Reproduce all entries word for word.
[Source material — start]
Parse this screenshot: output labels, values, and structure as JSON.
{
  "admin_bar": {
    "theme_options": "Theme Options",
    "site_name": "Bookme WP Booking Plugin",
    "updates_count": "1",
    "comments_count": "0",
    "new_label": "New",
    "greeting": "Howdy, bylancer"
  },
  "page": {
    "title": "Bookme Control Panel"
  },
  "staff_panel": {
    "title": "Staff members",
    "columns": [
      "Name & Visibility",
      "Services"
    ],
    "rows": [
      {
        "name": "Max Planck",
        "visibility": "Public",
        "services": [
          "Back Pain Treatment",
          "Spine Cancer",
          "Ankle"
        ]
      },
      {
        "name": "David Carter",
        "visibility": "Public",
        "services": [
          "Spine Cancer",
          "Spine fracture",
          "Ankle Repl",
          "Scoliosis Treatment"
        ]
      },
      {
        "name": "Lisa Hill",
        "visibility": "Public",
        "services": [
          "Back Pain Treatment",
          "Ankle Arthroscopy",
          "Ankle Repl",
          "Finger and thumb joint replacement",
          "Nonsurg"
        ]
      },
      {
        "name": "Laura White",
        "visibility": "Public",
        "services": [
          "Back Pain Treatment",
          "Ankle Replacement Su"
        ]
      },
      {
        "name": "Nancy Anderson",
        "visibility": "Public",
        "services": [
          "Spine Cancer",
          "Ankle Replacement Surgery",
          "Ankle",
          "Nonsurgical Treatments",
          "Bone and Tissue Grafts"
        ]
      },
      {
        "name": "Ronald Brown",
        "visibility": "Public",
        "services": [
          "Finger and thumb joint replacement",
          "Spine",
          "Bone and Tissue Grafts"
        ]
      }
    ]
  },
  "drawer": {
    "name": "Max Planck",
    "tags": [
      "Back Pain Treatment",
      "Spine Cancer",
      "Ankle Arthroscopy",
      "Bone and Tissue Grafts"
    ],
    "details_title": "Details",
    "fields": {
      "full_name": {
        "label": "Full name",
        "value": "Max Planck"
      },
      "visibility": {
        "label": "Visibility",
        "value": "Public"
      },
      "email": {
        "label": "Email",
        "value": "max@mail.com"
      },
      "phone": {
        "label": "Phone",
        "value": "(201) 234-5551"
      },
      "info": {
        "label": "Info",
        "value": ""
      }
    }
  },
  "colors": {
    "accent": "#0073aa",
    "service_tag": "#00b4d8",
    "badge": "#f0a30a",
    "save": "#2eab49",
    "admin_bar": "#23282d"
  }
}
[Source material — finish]
== Task solution ==
Parse this screenshot: output labels, values, and structure as JSON.
{
  "admin_bar": {
    "theme_options": "Theme Options",
    "site_name": "Bookme WP Booking Plugin",
    "updates_count": "1",
    "comments_count": "0",
    "new_label": "New",
    "greeting": "Howdy, bylancer"
  },
  "page": {
    "title": "Bookme Control Panel"
  },
  "staff_panel": {
    "title": "Staff members",
    "columns": [
      "Name & Visibility",
      "Services"
    ],
    "rows": [
      {
        "name": "Max Planck",
        "visibility": "Public",
        "services": [
          "Back Pain Treatment",
          "Spine Cancer",
          "Ankle"
        ]
      },
      {
        "name": "David Carter",
        "visibility": "Public",
        "services": [
          "Spine Cancer",
          "Spine fracture",
          "Ankle Repl",
          "Scoliosis Treatment"
        ]
      },
      {
        "name": "Lisa Hill",
        "visibility": "Public",
        "services": [
          "Back Pain Treatment",
          "Ankle Arthroscopy",
          "Ankle Repl",
          "Finger and thumb joint replacement",
          "Nonsurg"
        ]
      },
      {
        "name": "Laura White",
        "visibility": "Public",
        "services": [
          "Back Pain Treatment",
          "Ankle Replacement Su"
        ]
      },
      {
        "name": "Nancy Anderson",
        "visibility": "Public",
        "services": [
          "Spine Cancer",
          "Ankle Replacement Surgery",
          "Ankle",
          "Nonsurgical Treatments",
          "Bone and Tissue Grafts"
        ]
      },
      {
        "name": "Ronald Brown",
        "visibility": "Public",
        "services": [
          "Finger and thumb joint replacement",
          "Spine",
          "Bone and Tissue Grafts"
        ]
      }
    ]
  },
  "drawer": {
    "name": "Max Planck",
    "tags": [
      "Back Pain Treatment",
      "Spine Cancer",
      "Ankle Arthroscopy",
      "Bone and Tissue Grafts"
    ],
    "details_title": "Details",
    "fields": {
      "full_name": {
        "label": "Full name",
        "value": "Max Planck"
      },
      "visibility": {
        "label": "Visibility",
        "value": "Public"
      },
      "email": {
        "label": "Email",
        "value": "max@mail.com"
      },
      "phone": {
        "label": "Phone",
        "value": "(201) 234-5551"
      },
      "info": {
        "label": "Info",
        "value": ""
      }
    }
  },
  "colors": {
    "accent": "#0073aa",
    "service_tag": "#00b4d8",
    "badge": "#f0a30a",
    "save": "#2eab49",
    "admin_bar": "#23282d"
  }
}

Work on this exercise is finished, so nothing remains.